Learn the Basics of Poker

Whether you are a beginner or an experienced player, poker is an exciting game that can challenge your mind and improve your skills. The game is based on a series of betting rounds that culminate in a showdown where the best hand wins the pot. While there are many different variations of poker, there are some fundamental rules that apply to all games. Learning the basics is essential to becoming a better player.

A poker hand consists of five cards. Each card has a different rank, which determines its value. A high rank indicates that a hand is likely to be strong. Low ranks indicate weaker hands. A strong poker hand will often beat a weak one, but there are some hands that can’t be beaten. In these situations, it is possible to win the pot by bluffing.

To begin a poker hand, the dealer deals two cards to each player. After everyone has their cards, they begin betting. The first player to the left of the button (the marker that indicates who should act first) must place an initial bet, called an ante or blind. Players can also place additional chips into the pot, known as raises.

Once the betting is complete, the dealer puts three more cards on the table that anyone can use. These are called the flop. After the flop, the remaining players can call, raise or fold their hands. The highest five-card hand wins the pot.

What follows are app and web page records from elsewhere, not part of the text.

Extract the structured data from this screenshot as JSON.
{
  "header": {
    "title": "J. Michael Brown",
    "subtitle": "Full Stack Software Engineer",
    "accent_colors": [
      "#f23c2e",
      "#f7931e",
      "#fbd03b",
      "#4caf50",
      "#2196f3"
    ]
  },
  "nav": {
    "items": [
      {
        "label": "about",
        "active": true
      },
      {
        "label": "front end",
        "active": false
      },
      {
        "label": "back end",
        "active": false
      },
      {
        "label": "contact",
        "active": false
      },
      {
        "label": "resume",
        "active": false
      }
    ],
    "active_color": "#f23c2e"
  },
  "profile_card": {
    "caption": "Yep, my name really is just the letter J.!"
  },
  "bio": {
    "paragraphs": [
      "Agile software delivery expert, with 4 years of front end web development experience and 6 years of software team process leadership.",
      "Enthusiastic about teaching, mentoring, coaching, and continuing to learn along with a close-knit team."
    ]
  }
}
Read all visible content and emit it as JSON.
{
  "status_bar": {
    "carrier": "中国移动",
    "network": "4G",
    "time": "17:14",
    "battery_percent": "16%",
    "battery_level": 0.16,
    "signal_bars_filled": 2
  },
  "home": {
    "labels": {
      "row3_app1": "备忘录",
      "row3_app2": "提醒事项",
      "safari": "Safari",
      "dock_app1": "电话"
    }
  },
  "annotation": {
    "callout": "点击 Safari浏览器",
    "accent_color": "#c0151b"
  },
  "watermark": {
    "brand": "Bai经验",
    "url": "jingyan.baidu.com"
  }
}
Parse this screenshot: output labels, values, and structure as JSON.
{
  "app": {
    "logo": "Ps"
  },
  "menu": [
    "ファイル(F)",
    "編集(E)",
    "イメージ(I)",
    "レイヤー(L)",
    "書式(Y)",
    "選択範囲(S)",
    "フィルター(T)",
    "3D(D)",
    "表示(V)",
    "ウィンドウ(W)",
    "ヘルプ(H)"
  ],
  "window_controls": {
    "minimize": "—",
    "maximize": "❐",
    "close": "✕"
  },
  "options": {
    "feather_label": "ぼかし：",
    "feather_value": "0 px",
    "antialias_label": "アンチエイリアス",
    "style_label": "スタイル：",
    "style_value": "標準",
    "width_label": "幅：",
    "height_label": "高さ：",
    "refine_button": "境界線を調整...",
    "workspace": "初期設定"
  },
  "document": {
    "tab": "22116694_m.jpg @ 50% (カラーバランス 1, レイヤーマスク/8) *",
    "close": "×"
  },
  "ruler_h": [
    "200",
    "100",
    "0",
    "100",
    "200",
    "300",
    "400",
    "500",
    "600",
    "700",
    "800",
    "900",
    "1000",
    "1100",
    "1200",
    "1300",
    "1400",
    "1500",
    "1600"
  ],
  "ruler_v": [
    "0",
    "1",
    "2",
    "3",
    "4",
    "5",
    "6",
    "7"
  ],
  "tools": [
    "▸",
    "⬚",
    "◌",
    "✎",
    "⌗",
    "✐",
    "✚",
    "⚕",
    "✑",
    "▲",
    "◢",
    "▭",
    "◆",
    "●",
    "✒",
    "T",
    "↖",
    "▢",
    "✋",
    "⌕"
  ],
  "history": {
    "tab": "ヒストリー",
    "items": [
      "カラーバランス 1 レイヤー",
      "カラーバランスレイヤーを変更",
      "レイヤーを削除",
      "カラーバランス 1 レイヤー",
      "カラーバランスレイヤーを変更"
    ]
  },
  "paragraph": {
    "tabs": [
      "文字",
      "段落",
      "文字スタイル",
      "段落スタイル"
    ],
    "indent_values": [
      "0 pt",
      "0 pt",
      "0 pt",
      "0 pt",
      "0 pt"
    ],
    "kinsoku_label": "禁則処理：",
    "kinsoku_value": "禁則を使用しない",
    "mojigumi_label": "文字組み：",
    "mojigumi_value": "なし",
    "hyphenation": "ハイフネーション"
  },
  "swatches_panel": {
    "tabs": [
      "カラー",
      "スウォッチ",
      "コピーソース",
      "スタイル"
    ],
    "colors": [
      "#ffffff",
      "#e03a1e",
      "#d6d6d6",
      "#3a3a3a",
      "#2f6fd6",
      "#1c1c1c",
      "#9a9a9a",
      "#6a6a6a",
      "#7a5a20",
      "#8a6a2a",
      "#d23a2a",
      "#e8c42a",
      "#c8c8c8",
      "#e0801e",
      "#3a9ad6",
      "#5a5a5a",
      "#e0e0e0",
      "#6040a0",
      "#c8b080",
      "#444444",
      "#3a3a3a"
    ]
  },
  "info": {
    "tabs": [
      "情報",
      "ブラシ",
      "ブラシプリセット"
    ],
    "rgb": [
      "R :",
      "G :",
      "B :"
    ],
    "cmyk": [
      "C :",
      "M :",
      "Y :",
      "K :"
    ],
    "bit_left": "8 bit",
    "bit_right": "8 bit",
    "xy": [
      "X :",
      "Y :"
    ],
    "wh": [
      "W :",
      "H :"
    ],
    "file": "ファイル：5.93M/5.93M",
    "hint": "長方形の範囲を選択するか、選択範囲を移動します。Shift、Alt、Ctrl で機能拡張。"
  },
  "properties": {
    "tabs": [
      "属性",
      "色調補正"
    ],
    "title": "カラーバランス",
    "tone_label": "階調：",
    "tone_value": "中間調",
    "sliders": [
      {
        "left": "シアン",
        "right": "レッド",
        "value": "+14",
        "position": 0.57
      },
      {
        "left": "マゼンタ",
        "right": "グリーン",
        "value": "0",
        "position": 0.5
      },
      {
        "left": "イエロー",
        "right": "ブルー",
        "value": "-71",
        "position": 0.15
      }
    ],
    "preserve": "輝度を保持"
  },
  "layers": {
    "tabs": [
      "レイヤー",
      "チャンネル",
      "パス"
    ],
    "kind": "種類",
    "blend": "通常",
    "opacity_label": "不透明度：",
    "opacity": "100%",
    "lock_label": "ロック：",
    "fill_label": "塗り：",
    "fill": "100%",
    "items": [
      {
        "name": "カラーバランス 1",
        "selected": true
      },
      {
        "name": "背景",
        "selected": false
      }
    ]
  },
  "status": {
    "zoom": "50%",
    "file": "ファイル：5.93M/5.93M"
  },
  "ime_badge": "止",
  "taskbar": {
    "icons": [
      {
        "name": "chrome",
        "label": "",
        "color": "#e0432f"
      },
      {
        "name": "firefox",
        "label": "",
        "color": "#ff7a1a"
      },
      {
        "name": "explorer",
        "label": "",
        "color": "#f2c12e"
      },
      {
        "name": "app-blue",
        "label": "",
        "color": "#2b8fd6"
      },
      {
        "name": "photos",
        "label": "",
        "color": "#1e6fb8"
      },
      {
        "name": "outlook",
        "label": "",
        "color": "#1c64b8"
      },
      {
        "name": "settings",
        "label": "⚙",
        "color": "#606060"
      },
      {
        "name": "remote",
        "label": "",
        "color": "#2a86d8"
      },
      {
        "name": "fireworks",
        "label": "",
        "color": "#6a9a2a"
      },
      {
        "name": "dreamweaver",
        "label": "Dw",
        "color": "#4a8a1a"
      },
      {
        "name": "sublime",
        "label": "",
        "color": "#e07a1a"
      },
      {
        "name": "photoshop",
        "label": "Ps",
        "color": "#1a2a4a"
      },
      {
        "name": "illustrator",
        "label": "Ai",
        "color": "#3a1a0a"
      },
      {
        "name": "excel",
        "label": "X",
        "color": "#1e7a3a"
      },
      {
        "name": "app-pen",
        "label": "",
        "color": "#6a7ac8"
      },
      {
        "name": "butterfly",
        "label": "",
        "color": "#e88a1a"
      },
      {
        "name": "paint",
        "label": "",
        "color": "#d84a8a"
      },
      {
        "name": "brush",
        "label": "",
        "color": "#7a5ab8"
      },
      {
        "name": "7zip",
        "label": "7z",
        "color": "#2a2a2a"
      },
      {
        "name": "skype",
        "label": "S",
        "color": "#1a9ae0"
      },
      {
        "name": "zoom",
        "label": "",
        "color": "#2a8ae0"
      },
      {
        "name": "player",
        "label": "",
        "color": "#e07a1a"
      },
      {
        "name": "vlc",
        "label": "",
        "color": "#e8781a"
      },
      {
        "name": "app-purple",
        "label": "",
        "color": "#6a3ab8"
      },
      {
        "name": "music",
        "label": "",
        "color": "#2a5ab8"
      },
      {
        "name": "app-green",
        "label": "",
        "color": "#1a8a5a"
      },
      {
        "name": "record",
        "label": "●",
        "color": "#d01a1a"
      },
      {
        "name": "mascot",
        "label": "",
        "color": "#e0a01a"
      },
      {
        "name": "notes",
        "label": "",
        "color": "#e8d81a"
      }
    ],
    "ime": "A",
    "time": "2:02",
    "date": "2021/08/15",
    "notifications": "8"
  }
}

In addition to understanding the basic game of poker, you should learn how to read your opponents and make strategic moves. This is the main distinction between beginners and pros. A pro focuses as much on what his opponent has in his hand as he does on his own cards.

The more information you have about your opponents, the more powerful your bluffing will be. To get more information, you can ask your opponents to share their cards or simply observe them. The more you watch, the faster and better you will become at poker.

While there are countless strategies to master, some of the most important ones are position and bluffing. When you have good position, it is easy to spot when your opponents have a weak hand. It is also easier to make value bets when you have position. This is because you have more information about your opponent’s hand and can determine if you should raise or call. You can also develop your instincts by observing other players’ reactions to their cards and the bets they place. This will help you make the right decision at the right time. When you are comfortable with these skills, it’s time to move on to more complicated tactics. However, the foundation of any poker strategy must be firmly in place before you can add any embellishments.